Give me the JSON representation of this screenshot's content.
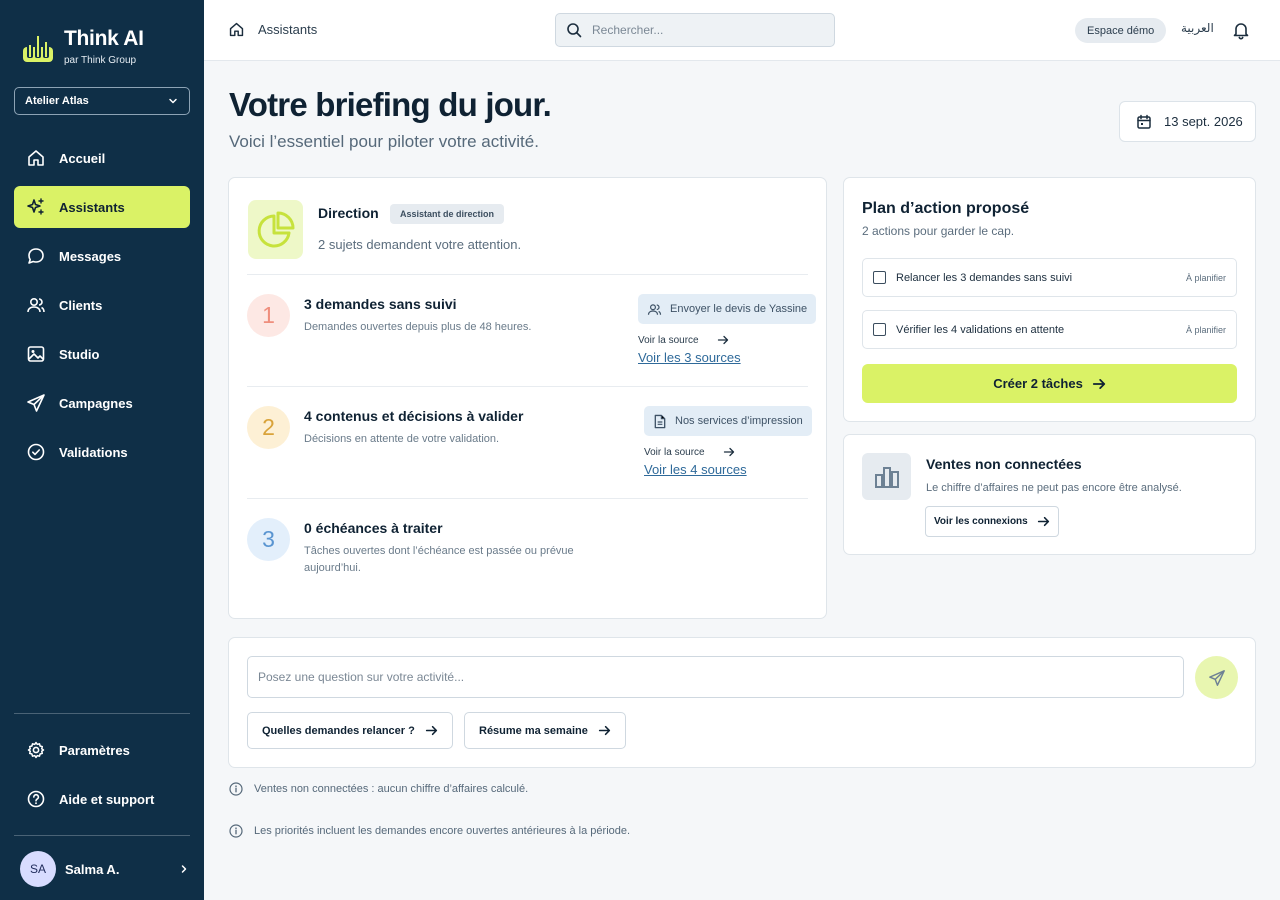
{
  "app": {
    "name": "Think AI",
    "tagline": "par Think Group",
    "workspace": "Atelier Atlas"
  },
  "sidebar": {
    "items": [
      {
        "label": "Accueil",
        "icon": "home-icon"
      },
      {
        "label": "Assistants",
        "icon": "sparkles-icon",
        "active": true
      },
      {
        "label": "Messages",
        "icon": "chat-bubble-icon"
      },
      {
        "label": "Clients",
        "icon": "users-icon"
      },
      {
        "label": "Studio",
        "icon": "image-icon"
      },
      {
        "label": "Campagnes",
        "icon": "send-icon"
      },
      {
        "label": "Validations",
        "icon": "check-circle-icon"
      }
    ],
    "bottom_items": [
      {
        "label": "Paramètres",
        "icon": "gear-icon"
      },
      {
        "label": "Aide et support",
        "icon": "help-circle-icon"
      }
    ],
    "user": {
      "initials": "SA",
      "name": "Salma A."
    }
  },
  "topbar": {
    "breadcrumb": "Assistants",
    "search_placeholder": "Rechercher...",
    "demo_badge": "Espace démo",
    "language": "العربية"
  },
  "header": {
    "title": "Votre briefing du jour.",
    "subtitle": "Voici l’essentiel pour piloter votre activité.",
    "date": "13 sept. 2026"
  },
  "direction": {
    "title": "Direction",
    "tag": "Assistant de direction",
    "subtitle": "2 sujets demandent votre attention.",
    "items": [
      {
        "number": "1",
        "title": "3 demandes sans suivi",
        "desc": "Demandes ouvertes depuis plus de 48 heures.",
        "chip": "Envoyer le devis de Yassine",
        "chip_icon": "users-icon",
        "source_label": "Voir la source",
        "all_sources": "Voir les 3 sources"
      },
      {
        "number": "2",
        "title": "4 contenus et décisions à valider",
        "desc": "Décisions en attente de votre validation.",
        "chip": "Nos services d’impression",
        "chip_icon": "document-icon",
        "source_label": "Voir la source",
        "all_sources": "Voir les 4 sources"
      },
      {
        "number": "3",
        "title": "0 échéances à traiter",
        "desc": "Tâches ouvertes dont l’échéance est passée ou prévue aujourd’hui."
      }
    ]
  },
  "plan": {
    "title": "Plan d’action proposé",
    "subtitle": "2 actions pour garder le cap.",
    "tasks": [
      {
        "label": "Relancer les 3 demandes sans suivi",
        "tag": "À planifier"
      },
      {
        "label": "Vérifier les 4 validations en attente",
        "tag": "À planifier"
      }
    ],
    "create_button": "Créer 2 tâches"
  },
  "sales": {
    "title": "Ventes non connectées",
    "subtitle": "Le chiffre d’affaires ne peut pas encore être analysé.",
    "button": "Voir les connexions"
  },
  "ask": {
    "placeholder": "Posez une question sur votre activité...",
    "suggestions": [
      "Quelles demandes relancer ?",
      "Résume ma semaine"
    ]
  },
  "notes": [
    "Ventes non connectées : aucun chiffre d’affaires calculé.",
    "Les priorités incluent les demandes encore ouvertes antérieures à la période."
  ],
  "colors": {
    "sidebar_bg": "#0f2f47",
    "accent": "#daf266",
    "link": "#2f6a9a"
  }
}
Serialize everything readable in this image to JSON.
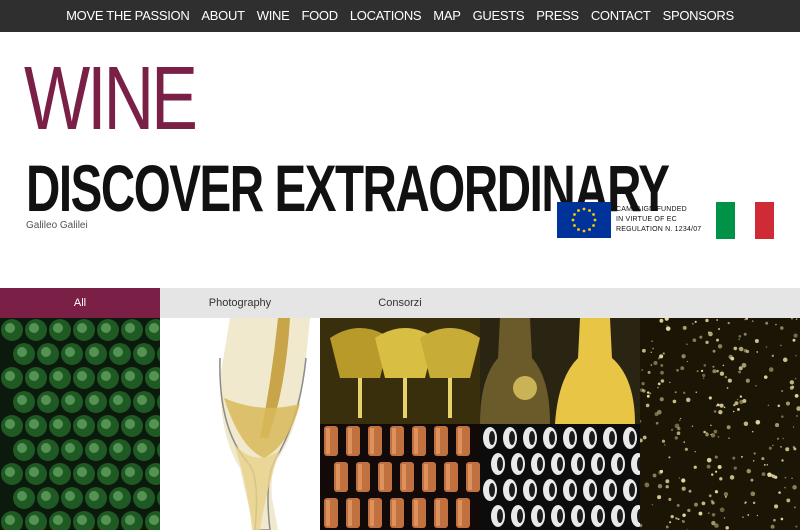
{
  "nav": {
    "items": [
      "MOVE THE PASSION",
      "ABOUT",
      "WINE",
      "FOOD",
      "LOCATIONS",
      "MAP",
      "GUESTS",
      "PRESS",
      "CONTACT",
      "SPONSORS"
    ]
  },
  "hero": {
    "title": "WINE",
    "subtitle": "DISCOVER EXTRAORDINARY",
    "credit": "Galileo Galilei"
  },
  "campaign": {
    "line1": "CAMPAIGN FUNDED",
    "line2": "IN VIRTUE OF EC",
    "line3": "REGULATION N. 1234/07"
  },
  "tabs": [
    {
      "label": "All",
      "active": true
    },
    {
      "label": "Photography",
      "active": false
    },
    {
      "label": "Consorzi",
      "active": false
    }
  ],
  "colors": {
    "accent": "#7a1f45",
    "nav_bg": "#2f2f2f",
    "tab_bg": "#e5e5e5",
    "eu_blue": "#003399",
    "eu_star": "#ffcc00",
    "it_green": "#009246",
    "it_white": "#ffffff",
    "it_red": "#ce2b37"
  }
}
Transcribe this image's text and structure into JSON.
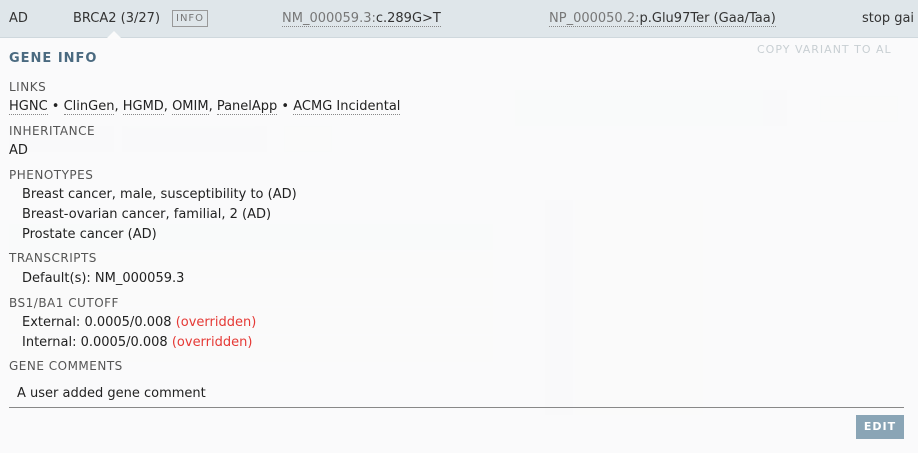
{
  "header": {
    "inheritance": "AD",
    "gene": "BRCA2 (3/27)",
    "info_tag": "INFO",
    "transcript_id": "NM_000059.3:",
    "transcript_change": "c.289G>T",
    "protein_id": "NP_000050.2:",
    "protein_change": "p.Glu97Ter (Gaa/Taa)",
    "consequence": "stop gai"
  },
  "popover": {
    "title": "GENE INFO",
    "links_label": "LINKS",
    "links": [
      "HGNC",
      "ClinGen",
      "HGMD",
      "OMIM",
      "PanelApp",
      "ACMG Incidental"
    ],
    "links_separators": [
      " • ",
      ", ",
      ", ",
      ", ",
      " • "
    ],
    "inheritance_label": "INHERITANCE",
    "inheritance_value": "AD",
    "phenotypes_label": "PHENOTYPES",
    "phenotypes": [
      "Breast cancer, male, susceptibility to (AD)",
      "Breast-ovarian cancer, familial, 2 (AD)",
      "Prostate cancer (AD)"
    ],
    "transcripts_label": "TRANSCRIPTS",
    "transcripts_value": "Default(s): NM_000059.3",
    "cutoff_label": "BS1/BA1 CUTOFF",
    "external_label": "External: 0.0005/0.008",
    "internal_label": "Internal: 0.0005/0.008",
    "overridden": "(overridden)",
    "gene_comments_label": "GENE COMMENTS",
    "gene_comment": "A user added gene comment",
    "edit_button": "EDIT",
    "copy_hint": "COPY VARIANT TO AL"
  },
  "colors": {
    "accent": "#4a6a80",
    "overridden": "#e53935",
    "edit_button": "#8aa5b6"
  }
}
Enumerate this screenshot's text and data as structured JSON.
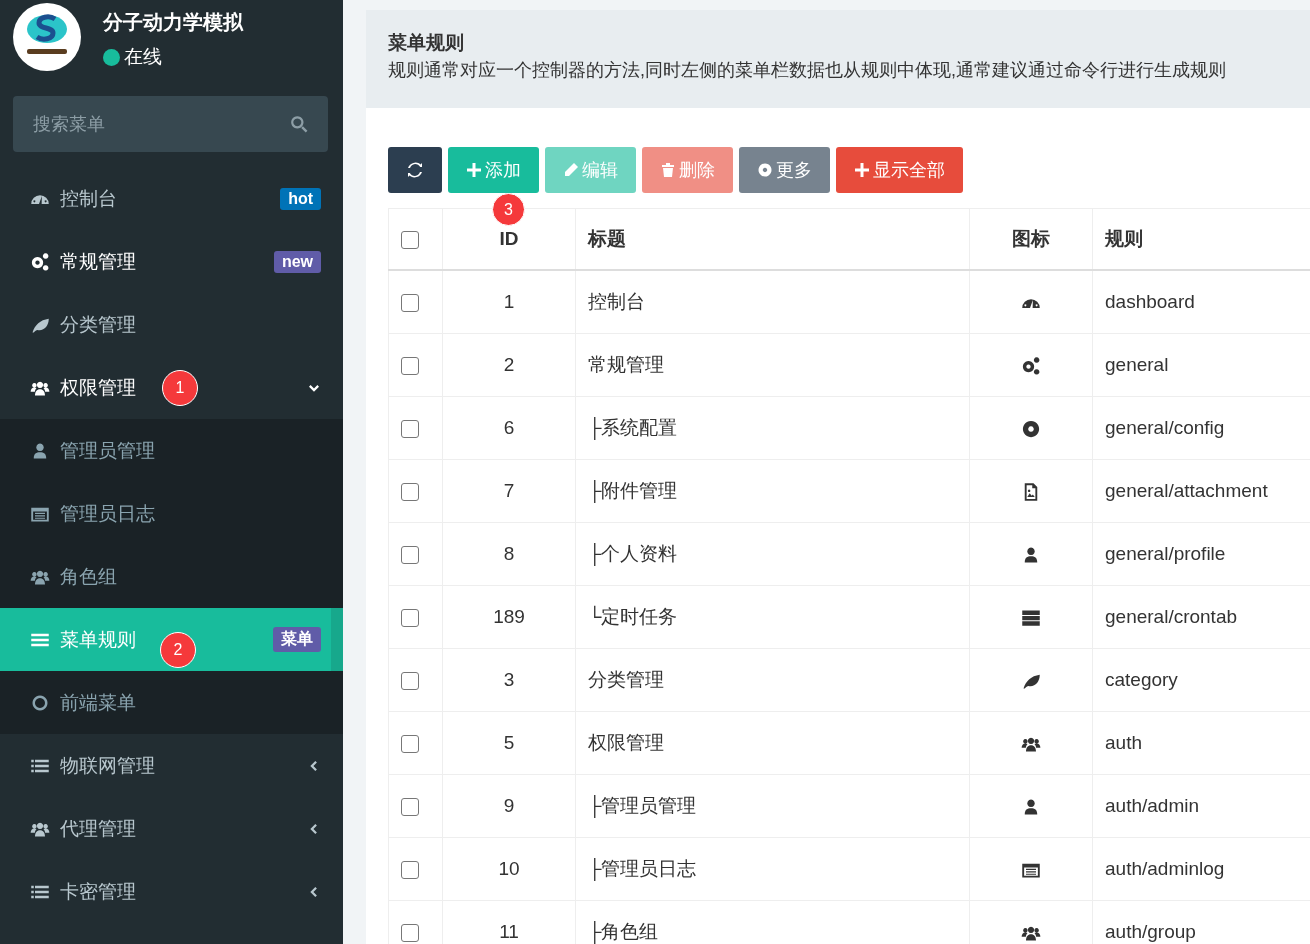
{
  "sidebar": {
    "app_title": "分子动力学模拟",
    "status": {
      "label": "在线",
      "online": true
    },
    "search": {
      "placeholder": "搜索菜单"
    },
    "items": [
      {
        "label": "控制台",
        "selected": false,
        "hovered": false,
        "badge": {
          "text": "hot",
          "color": "#0073b7"
        }
      },
      {
        "label": "常规管理",
        "selected": false,
        "hovered": true,
        "badge": {
          "text": "new",
          "color": "#605ca8"
        }
      },
      {
        "label": "分类管理",
        "selected": false,
        "hovered": false
      },
      {
        "label": "权限管理",
        "selected": false,
        "hovered": false,
        "marker": "1",
        "expanded": true,
        "children": [
          {
            "label": "管理员管理",
            "selected": false
          },
          {
            "label": "管理员日志",
            "selected": false
          },
          {
            "label": "角色组",
            "selected": false
          },
          {
            "label": "菜单规则",
            "selected": true,
            "marker": "2",
            "badge": {
              "text": "菜单",
              "color": "#605ca8"
            }
          },
          {
            "label": "前端菜单",
            "selected": false
          }
        ]
      },
      {
        "label": "物联网管理",
        "selected": false,
        "hovered": false,
        "expanded": false
      },
      {
        "label": "代理管理",
        "selected": false,
        "hovered": false,
        "expanded": false
      },
      {
        "label": "卡密管理",
        "selected": false,
        "hovered": false,
        "expanded": false
      }
    ]
  },
  "page_header": {
    "title": "菜单规则",
    "description": "规则通常对应一个控制器的方法,同时左侧的菜单栏数据也从规则中体现,通常建议通过命令行进行生成规则"
  },
  "toolbar": [
    {
      "kind": "refresh",
      "disabled": false
    },
    {
      "kind": "add",
      "label": "添加",
      "disabled": false,
      "marker": "3"
    },
    {
      "kind": "edit",
      "label": "编辑",
      "disabled": true
    },
    {
      "kind": "delete",
      "label": "删除",
      "disabled": true
    },
    {
      "kind": "more",
      "label": "更多",
      "disabled": false
    },
    {
      "kind": "showall",
      "label": "显示全部",
      "disabled": false
    }
  ],
  "table": {
    "header_checked": false,
    "columns": [
      "ID",
      "标题",
      "图标",
      "规则"
    ],
    "rows": [
      {
        "checked": false,
        "id": "1",
        "title": "控制台",
        "rule": "dashboard"
      },
      {
        "checked": false,
        "id": "2",
        "title": "常规管理",
        "rule": "general"
      },
      {
        "checked": false,
        "id": "6",
        "title": "├系统配置",
        "rule": "general/config"
      },
      {
        "checked": false,
        "id": "7",
        "title": "├附件管理",
        "rule": "general/attachment"
      },
      {
        "checked": false,
        "id": "8",
        "title": "├个人资料",
        "rule": "general/profile"
      },
      {
        "checked": false,
        "id": "189",
        "title": "└定时任务",
        "rule": "general/crontab"
      },
      {
        "checked": false,
        "id": "3",
        "title": "分类管理",
        "rule": "category"
      },
      {
        "checked": false,
        "id": "5",
        "title": "权限管理",
        "rule": "auth"
      },
      {
        "checked": false,
        "id": "9",
        "title": "├管理员管理",
        "rule": "auth/admin"
      },
      {
        "checked": false,
        "id": "10",
        "title": "├管理员日志",
        "rule": "auth/adminlog"
      },
      {
        "checked": false,
        "id": "11",
        "title": "├角色组",
        "rule": "auth/group"
      }
    ]
  }
}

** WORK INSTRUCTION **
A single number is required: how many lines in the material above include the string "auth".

** COMPLETED EXERCISE **
4